Gather the lines from the material that contain "icon".

───

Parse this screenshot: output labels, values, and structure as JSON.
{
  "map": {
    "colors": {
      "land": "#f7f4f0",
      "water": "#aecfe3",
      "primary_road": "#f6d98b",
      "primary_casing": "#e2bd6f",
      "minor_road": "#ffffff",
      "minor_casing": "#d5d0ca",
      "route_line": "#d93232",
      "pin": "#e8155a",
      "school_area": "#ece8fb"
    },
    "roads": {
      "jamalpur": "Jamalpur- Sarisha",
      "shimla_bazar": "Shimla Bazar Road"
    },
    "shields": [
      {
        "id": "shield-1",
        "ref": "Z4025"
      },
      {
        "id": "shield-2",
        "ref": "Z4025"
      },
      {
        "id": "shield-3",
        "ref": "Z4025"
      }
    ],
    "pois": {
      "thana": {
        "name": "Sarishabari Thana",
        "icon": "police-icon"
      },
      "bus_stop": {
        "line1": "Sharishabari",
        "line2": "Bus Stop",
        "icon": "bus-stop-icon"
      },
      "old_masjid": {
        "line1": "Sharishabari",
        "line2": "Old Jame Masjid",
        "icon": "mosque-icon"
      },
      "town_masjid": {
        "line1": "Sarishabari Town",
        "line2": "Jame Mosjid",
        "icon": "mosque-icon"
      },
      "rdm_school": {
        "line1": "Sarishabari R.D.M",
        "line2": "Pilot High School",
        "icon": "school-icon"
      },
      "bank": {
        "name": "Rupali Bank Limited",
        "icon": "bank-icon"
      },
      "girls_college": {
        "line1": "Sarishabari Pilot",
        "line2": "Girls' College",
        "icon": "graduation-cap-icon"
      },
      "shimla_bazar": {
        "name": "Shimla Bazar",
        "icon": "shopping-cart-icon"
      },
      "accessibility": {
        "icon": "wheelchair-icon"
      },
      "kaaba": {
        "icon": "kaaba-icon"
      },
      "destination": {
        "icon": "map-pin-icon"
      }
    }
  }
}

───

RESULT OF THE TASK:
        "icon": "police-icon"
        "icon": "bus-stop-icon"
        "icon": "mosque-icon"
        "icon": "mosque-icon"
        "icon": "school-icon"
        "icon": "bank-icon"
        "icon": "graduation-cap-icon"
        "icon": "shopping-cart-icon"
        "icon": "wheelchair-icon"
        "icon": "kaaba-icon"
        "icon": "map-pin-icon"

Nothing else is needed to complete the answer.